For Petersen, the satisfaction comes from introducing diners to something completely new and adventurous. “I used a limoncello sativa terpene and put it in with a pastry cream on a matcha pancake, and when I put the dish down, you could smell the fresh bud. And when people took a bite, you could just see that eureka moment of, ‘whoa, this is something new.’”

By extracting pure cannabis terpenes, Petersen can better adjust his meals to direct the way diners will react. A canape with humulene sharpens the appetite, for instance, while limonene triggers energy. “We’re the first country of chefs that can legally work with this product in our kitchens. We have a small window before the U.S. market legalizes, and right now I want to empower as many other chefs as possible with safety and knowledge so we are ready for this new culinary adventure.”


  • Edible cannabis (solid): 10 mg THC per package, no added alcohol, limits on caffeine, no added vitamins or minerals, child resistant plain packaging.
  • Edible cannabis (beverage): 10 mg THC per container, no added alcohol, limits on caffeine, no added vitamins or minerals, child resistant plain packaging.
  • Cannabis extract (ingested): 10 mg THC per unit (such as a capsule), or 1,000 mg THC per package, no added vitamins or minerals; no sugars, colours or sweeteners; no nicotine or caffeine.
  • All edible cannabis products to be shelf-stable and not require refrigeration or freezing.
  • Production of food and edible cannabis prohibited in the same facility.
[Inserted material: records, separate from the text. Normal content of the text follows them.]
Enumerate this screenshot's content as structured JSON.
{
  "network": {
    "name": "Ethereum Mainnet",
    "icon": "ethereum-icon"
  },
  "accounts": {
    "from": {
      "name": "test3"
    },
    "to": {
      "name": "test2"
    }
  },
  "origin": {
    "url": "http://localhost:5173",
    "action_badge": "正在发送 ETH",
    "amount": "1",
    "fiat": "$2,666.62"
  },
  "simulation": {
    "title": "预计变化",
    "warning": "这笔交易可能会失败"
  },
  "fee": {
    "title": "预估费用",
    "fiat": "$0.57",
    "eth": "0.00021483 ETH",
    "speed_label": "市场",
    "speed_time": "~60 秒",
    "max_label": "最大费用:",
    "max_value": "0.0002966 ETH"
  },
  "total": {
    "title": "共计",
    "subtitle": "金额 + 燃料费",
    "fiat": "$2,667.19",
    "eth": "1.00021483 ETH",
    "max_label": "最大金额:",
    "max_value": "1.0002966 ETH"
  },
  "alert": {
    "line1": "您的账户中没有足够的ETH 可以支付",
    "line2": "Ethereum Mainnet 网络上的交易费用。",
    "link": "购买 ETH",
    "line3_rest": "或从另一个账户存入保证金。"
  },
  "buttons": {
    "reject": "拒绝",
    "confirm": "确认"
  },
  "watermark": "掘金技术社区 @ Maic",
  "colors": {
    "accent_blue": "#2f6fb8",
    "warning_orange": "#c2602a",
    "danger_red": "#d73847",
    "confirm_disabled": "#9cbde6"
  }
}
Edibles could quadruple in Canada and the U.S. by 2022 to a value of more than $4.1 billion, according to a report by marijuana market research company The Arcview Group.

Labatt Brewing Company (a subsidiary of Anheuser-Busch InBev) is partnering with Nanaimo, B.C.-based cannabis company Tilray on a $50 million study of non-alcohol beverages containing THC and CBD.

Ben & Jerry’s has announced it is making its own brand of CBD-infused ice cream, but first it needs to be approved by the FDA.

For more information on the proposed amendments to the Cannabis Regulations, visit

By Lawrence Herzog